Amplify raising funds in a Series A funding round, ZA Bank introducing gamification to life insurance, and the Xempus software as a service (SaaS)-platform allowing insurers to generate new revenues in pension and life insurance, were some of the popular discussions in Q1.
Nigel Walsh, managing director of insurance at technology company Google, shared an article on the digital life insurance platform Amplify Life Insurance raising $12m in Series A funding round co-led by venture capital firms Greycroft and Crosslink Capital. Amplify is the first platform to offer investment in public equities or other investments using customers’ life insurance premiums, enabling them to gain access to tax-free returns for a lifetime.
Amplify’s customers can personalise their plan based on their risk tolerance and financial goals, the article highlighted. The customers can also customise the premiums to be invested in high-growth investments and for their life insurance coverage. The firm is looking to launch a mobile application platform for customers this year, which will enable customers to manage their coverage details and investment portfolio independently, the article detailed.
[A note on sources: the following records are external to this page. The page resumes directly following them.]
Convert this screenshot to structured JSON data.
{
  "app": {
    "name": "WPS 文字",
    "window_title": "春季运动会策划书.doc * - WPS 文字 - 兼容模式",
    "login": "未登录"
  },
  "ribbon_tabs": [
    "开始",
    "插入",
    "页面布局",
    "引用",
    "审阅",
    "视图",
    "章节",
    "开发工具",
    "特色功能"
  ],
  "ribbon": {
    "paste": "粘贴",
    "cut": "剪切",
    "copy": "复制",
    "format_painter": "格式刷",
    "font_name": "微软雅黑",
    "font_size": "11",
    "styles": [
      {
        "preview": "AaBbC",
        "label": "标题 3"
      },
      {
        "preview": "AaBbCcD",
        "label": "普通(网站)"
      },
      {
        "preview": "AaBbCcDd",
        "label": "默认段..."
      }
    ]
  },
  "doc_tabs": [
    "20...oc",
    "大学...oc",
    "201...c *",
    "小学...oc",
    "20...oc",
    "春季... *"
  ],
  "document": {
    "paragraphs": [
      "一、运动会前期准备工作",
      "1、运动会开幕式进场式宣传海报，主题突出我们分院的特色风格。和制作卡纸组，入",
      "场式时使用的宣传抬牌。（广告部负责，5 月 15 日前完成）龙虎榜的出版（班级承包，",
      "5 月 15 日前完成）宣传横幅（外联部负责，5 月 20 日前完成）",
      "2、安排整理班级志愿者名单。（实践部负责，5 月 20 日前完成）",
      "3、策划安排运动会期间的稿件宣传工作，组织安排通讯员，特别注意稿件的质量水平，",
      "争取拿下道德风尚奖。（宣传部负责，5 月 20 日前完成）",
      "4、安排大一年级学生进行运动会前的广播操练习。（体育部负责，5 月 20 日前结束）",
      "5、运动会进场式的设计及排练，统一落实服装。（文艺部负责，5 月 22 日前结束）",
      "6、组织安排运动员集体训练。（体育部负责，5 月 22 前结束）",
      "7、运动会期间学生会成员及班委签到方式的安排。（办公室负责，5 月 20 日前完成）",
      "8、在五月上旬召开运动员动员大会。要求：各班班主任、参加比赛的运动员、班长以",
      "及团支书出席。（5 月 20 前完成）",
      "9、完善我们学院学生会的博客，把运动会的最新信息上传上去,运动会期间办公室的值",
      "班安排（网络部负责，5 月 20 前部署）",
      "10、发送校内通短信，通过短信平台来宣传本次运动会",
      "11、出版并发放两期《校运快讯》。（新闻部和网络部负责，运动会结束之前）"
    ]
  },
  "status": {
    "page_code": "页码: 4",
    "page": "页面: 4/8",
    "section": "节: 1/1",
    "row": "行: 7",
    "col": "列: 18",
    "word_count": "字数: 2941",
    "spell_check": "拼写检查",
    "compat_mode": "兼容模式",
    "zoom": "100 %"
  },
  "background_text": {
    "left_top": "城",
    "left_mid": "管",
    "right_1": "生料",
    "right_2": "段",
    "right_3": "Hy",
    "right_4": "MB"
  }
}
The term also trended in an article shared by Robert Collins, CEO of Crossbordr, an insurance broker and consulting firm, on the virtual bank ZA Bank using mobile games to attract and retain customers. Collins tweeted that this could be an opportunity for ZA Bank to bring gamification to insurance in Hong Kong, similar to how tech-driven insurance company YuLife gamified its wellness business model. The ZA Bank was one of the eight virtual banks to be launched in 2020, with support from China’s online-only insurance company ZhongAn Insurance, the article highlighted. The bank’s app provides a variety of rewards, including virtual pursuits that guide users across banking products, services, and features, the article detailed. The PowerDraw game, for example, allows users to win up to 200% cashback for all offline purchases made through a credit card.
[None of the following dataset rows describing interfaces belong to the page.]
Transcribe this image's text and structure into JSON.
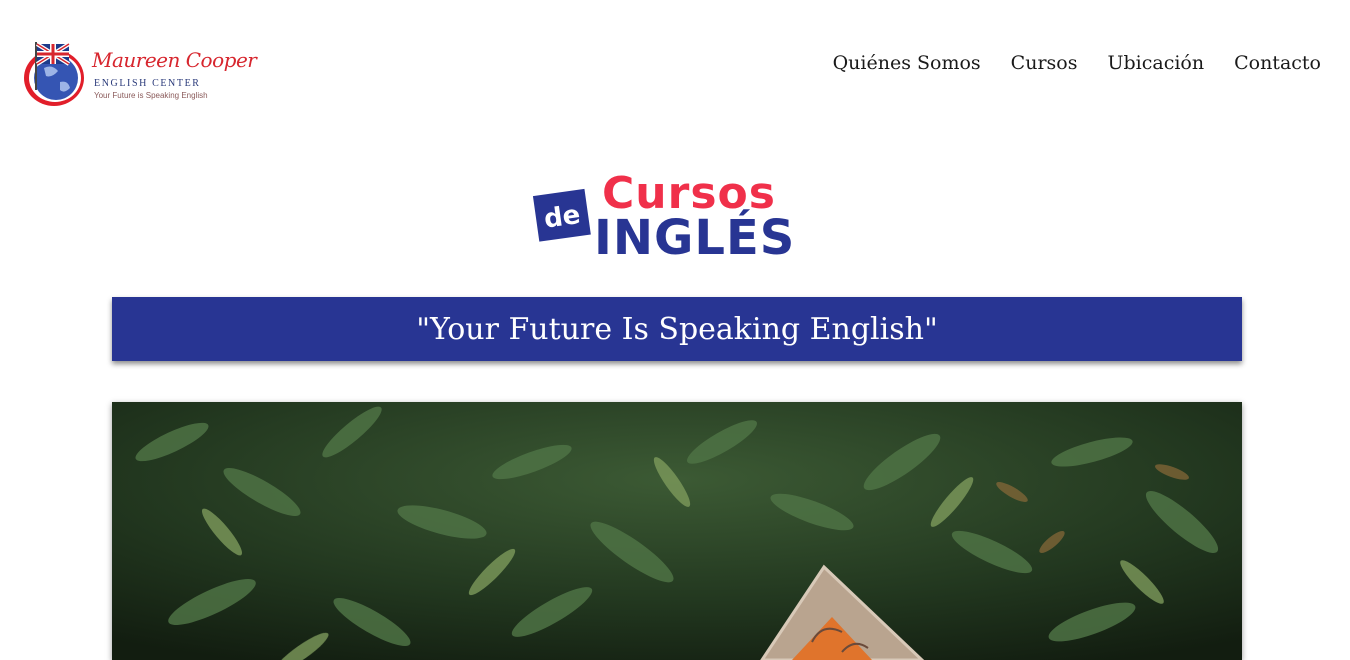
{
  "logo": {
    "name": "Maureen Cooper",
    "center": "ENGLISH CENTER",
    "tagline": "Your Future is Speaking English"
  },
  "nav": {
    "items": [
      "Quiénes Somos",
      "Cursos",
      "Ubicación",
      "Contacto"
    ]
  },
  "heading_logo": {
    "word_top": "Cursos",
    "word_badge": "de",
    "word_bottom": "INGLÉS"
  },
  "banner": {
    "text": "\"Your Future Is Speaking English\""
  },
  "hero": {
    "icon": "foliage-photo"
  },
  "colors": {
    "brand_blue": "#283593",
    "brand_red": "#f0304a",
    "logo_red": "#d7262e",
    "nav_text": "#1a1a1a",
    "banner_text": "#ffffff"
  }
}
In another tweet, Roger Peverelli, co-founder of the digital insurance agenda (DIA), a global insurtech conference, shared a video how European pension and life insurance distribution platform Xempus is allowing insurance companies to generate new revenues. Xempus has developed a three-sided SaaS-enabled marketplace, which connects about 60,000 small and medium-sized enterprises (SME) corporates, who need to provide pension and life insurance products to their employees, to about 17,000 insurance agents. The agents offer advice on insurance policies provided by all the major life insurance carriers in Germany. The platform thereby enables customers get the right protection and savings policies when needed, the video illustrated.
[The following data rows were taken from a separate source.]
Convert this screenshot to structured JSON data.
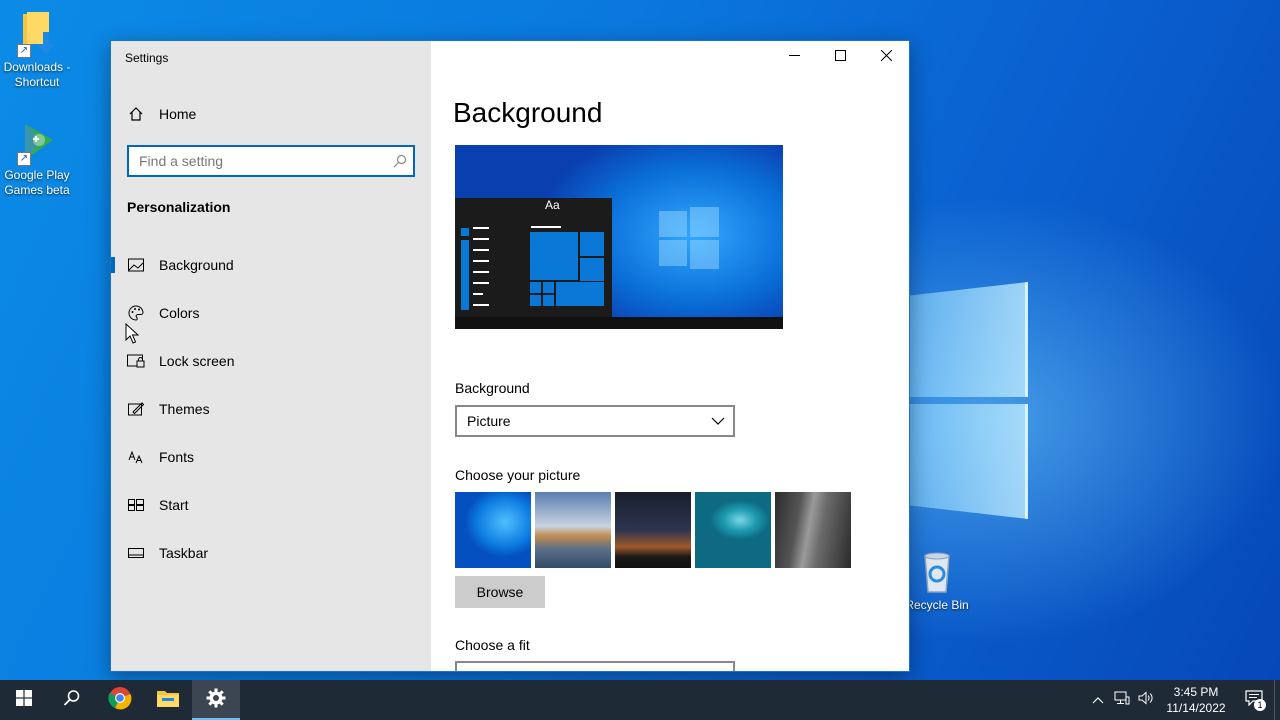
{
  "desktop": {
    "icons": [
      {
        "label": "Downloads - Shortcut"
      },
      {
        "label": "Google Play Games beta"
      },
      {
        "label": "Recycle Bin"
      }
    ]
  },
  "window": {
    "title": "Settings",
    "controls": {
      "minimize": "minimize-icon",
      "maximize": "maximize-icon",
      "close": "close-icon"
    }
  },
  "sidebar": {
    "home_label": "Home",
    "search_placeholder": "Find a setting",
    "group_title": "Personalization",
    "items": [
      {
        "label": "Background",
        "icon": "picture-icon",
        "active": true
      },
      {
        "label": "Colors",
        "icon": "palette-icon",
        "active": false
      },
      {
        "label": "Lock screen",
        "icon": "lock-screen-icon",
        "active": false
      },
      {
        "label": "Themes",
        "icon": "themes-icon",
        "active": false
      },
      {
        "label": "Fonts",
        "icon": "fonts-icon",
        "active": false
      },
      {
        "label": "Start",
        "icon": "start-icon",
        "active": false
      },
      {
        "label": "Taskbar",
        "icon": "taskbar-icon",
        "active": false
      }
    ]
  },
  "content": {
    "page_title": "Background",
    "preview_tile_text": "Aa",
    "background_label": "Background",
    "background_value": "Picture",
    "choose_picture_label": "Choose your picture",
    "browse_label": "Browse",
    "choose_fit_label": "Choose a fit"
  },
  "taskbar": {
    "clock_time": "3:45 PM",
    "clock_date": "11/14/2022",
    "notification_count": "1"
  },
  "colors": {
    "accent": "#0067c0",
    "taskbar": "#1e2a36",
    "sidebar_bg": "#e6e6e6"
  }
}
5. Metaverse – 79 mentions
Insurtech insights for 2022, and the rise in home contents claims involving virtual reality (VR) headsets in 2021, were some of the popular discussions in the first quarter of 2022.
Sabine VanderLinden, CEO of the Alchemy Crew, a venture commercialisation lab for the insurance sector and financial services institutions, shared an article on insurtech insights for 2022. She highlighted that the metaverse will house communities, brands, and players that will shape spaces where experiences will be prioritised over selling and buying products.
VanderLinden believes that healthcare, education, and employee engagement will be the most disrupted markets for the metaverse, and that insurers will have to work harder and faster to scale the opportunities from the emerging technology trends. New entrants and players are also expected to enter the world of insurance, as industries leverage advanced digital technologies to yield further growth, the article detailed.
The term also trended in an article shared by Evan Kirtsel, a B2B influencer, on insurer Aviva claiming that metaverse gamers who are crashing into furniture, while wearing VR headsets, as the reason behind the increase in home contents claims in 2021. Insurers are witnessing a rise in the use of consoles with handsets, fitness games and even rogue fidget spinners being involved in the claims made by customers, the article highlighted. Aviva stated that the average VR-related claim for an accidental damage was about $803.41 in 2021, often from broken TVs damaged by obsessive gamers. Aviva expects more claims to be made in 2022, owing to the rise in VR headsets use in the UK.